___ GIVEN DATA ___

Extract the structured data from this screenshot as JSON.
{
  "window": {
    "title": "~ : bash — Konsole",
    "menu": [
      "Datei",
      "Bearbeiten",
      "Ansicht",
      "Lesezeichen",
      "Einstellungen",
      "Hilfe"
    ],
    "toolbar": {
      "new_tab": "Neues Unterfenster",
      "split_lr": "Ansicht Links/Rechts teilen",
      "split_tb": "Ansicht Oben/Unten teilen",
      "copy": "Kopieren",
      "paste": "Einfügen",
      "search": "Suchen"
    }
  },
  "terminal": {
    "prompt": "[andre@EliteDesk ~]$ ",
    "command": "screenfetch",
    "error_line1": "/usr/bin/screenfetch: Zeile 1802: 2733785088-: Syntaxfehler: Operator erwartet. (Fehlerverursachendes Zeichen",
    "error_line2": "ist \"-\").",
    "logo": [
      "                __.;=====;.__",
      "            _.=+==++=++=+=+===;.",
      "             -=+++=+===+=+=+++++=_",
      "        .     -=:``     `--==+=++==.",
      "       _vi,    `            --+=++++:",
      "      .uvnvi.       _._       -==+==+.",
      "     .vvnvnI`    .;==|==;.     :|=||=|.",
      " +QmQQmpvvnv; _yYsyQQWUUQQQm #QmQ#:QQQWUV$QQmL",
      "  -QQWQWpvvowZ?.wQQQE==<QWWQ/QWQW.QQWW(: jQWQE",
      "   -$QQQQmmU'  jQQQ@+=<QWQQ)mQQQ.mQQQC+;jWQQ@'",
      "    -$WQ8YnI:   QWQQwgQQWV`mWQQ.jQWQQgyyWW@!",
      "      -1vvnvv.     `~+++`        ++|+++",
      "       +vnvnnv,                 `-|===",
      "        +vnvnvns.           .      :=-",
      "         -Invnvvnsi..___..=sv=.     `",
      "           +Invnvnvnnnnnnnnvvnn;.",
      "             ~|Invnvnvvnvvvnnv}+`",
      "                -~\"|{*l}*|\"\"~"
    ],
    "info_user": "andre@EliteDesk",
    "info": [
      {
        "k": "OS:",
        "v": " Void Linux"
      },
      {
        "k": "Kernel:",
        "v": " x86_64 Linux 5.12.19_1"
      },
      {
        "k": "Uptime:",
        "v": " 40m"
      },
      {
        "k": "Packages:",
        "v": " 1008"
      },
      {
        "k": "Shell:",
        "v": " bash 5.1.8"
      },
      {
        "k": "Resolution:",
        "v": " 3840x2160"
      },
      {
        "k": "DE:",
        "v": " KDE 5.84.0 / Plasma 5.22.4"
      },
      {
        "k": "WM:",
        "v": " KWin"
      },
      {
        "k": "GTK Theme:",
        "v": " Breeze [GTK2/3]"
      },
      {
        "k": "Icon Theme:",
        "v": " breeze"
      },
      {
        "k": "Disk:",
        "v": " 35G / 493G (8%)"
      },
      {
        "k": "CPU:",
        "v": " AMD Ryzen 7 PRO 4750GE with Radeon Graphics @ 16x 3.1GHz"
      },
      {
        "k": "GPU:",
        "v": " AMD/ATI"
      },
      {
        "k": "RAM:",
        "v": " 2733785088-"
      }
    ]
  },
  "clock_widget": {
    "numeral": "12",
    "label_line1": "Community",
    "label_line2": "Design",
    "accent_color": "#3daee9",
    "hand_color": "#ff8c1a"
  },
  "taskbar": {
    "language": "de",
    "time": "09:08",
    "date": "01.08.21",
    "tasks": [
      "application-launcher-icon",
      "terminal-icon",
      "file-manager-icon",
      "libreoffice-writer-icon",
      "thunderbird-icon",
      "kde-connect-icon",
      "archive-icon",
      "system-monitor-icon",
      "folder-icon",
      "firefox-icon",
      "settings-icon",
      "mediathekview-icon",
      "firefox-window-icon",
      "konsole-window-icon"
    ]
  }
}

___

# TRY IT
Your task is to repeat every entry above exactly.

# EXERCISE ANSWER
Extract the structured data from this screenshot as JSON.
{
  "window": {
    "title": "~ : bash — Konsole",
    "menu": [
      "Datei",
      "Bearbeiten",
      "Ansicht",
      "Lesezeichen",
      "Einstellungen",
      "Hilfe"
    ],
    "toolbar": {
      "new_tab": "Neues Unterfenster",
      "split_lr": "Ansicht Links/Rechts teilen",
      "split_tb": "Ansicht Oben/Unten teilen",
      "copy": "Kopieren",
      "paste": "Einfügen",
      "search": "Suchen"
    }
  },
  "terminal": {
    "prompt": "[andre@EliteDesk ~]$ ",
    "command": "screenfetch",
    "error_line1": "/usr/bin/screenfetch: Zeile 1802: 2733785088-: Syntaxfehler: Operator erwartet. (Fehlerverursachendes Zeichen",
    "error_line2": "ist \"-\").",
    "logo": [
      "                __.;=====;.__",
      "            _.=+==++=++=+=+===;.",
      "             -=+++=+===+=+=+++++=_",
      "        .     -=:``     `--==+=++==.",
      "       _vi,    `            --+=++++:",
      "      .uvnvi.       _._       -==+==+.",
      "     .vvnvnI`    .;==|==;.     :|=||=|.",
      " +QmQQmpvvnv; _yYsyQQWUUQQQm #QmQ#:QQQWUV$QQmL",
      "  -QQWQWpvvowZ?.wQQQE==<QWWQ/QWQW.QQWW(: jQWQE",
      "   -$QQQQmmU'  jQQQ@+=<QWQQ)mQQQ.mQQQC+;jWQQ@'",
      "    -$WQ8YnI:   QWQQwgQQWV`mWQQ.jQWQQgyyWW@!",
      "      -1vvnvv.     `~+++`        ++|+++",
      "       +vnvnnv,                 `-|===",
      "        +vnvnvns.           .      :=-",
      "         -Invnvvnsi..___..=sv=.     `",
      "           +Invnvnvnnnnnnnnvvnn;.",
      "             ~|Invnvnvvnvvvnnv}+`",
      "                -~\"|{*l}*|\"\"~"
    ],
    "info_user": "andre@EliteDesk",
    "info": [
      {
        "k": "OS:",
        "v": " Void Linux"
      },
      {
        "k": "Kernel:",
        "v": " x86_64 Linux 5.12.19_1"
      },
      {
        "k": "Uptime:",
        "v": " 40m"
      },
      {
        "k": "Packages:",
        "v": " 1008"
      },
      {
        "k": "Shell:",
        "v": " bash 5.1.8"
      },
      {
        "k": "Resolution:",
        "v": " 3840x2160"
      },
      {
        "k": "DE:",
        "v": " KDE 5.84.0 / Plasma 5.22.4"
      },
      {
        "k": "WM:",
        "v": " KWin"
      },
      {
        "k": "GTK Theme:",
        "v": " Breeze [GTK2/3]"
      },
      {
        "k": "Icon Theme:",
        "v": " breeze"
      },
      {
        "k": "Disk:",
        "v": " 35G / 493G (8%)"
      },
      {
        "k": "CPU:",
        "v": " AMD Ryzen 7 PRO 4750GE with Radeon Graphics @ 16x 3.1GHz"
      },
      {
        "k": "GPU:",
        "v": " AMD/ATI"
      },
      {
        "k": "RAM:",
        "v": " 2733785088-"
      }
    ]
  },
  "clock_widget": {
    "numeral": "12",
    "label_line1": "Community",
    "label_line2": "Design",
    "accent_color": "#3daee9",
    "hand_color": "#ff8c1a"
  },
  "taskbar": {
    "language": "de",
    "time": "09:08",
    "date": "01.08.21",
    "tasks": [
      "application-launcher-icon",
      "terminal-icon",
      "file-manager-icon",
      "libreoffice-writer-icon",
      "thunderbird-icon",
      "kde-connect-icon",
      "archive-icon",
      "system-monitor-icon",
      "folder-icon",
      "firefox-icon",
      "settings-icon",
      "mediathekview-icon",
      "firefox-window-icon",
      "konsole-window-icon"
    ]
  }
}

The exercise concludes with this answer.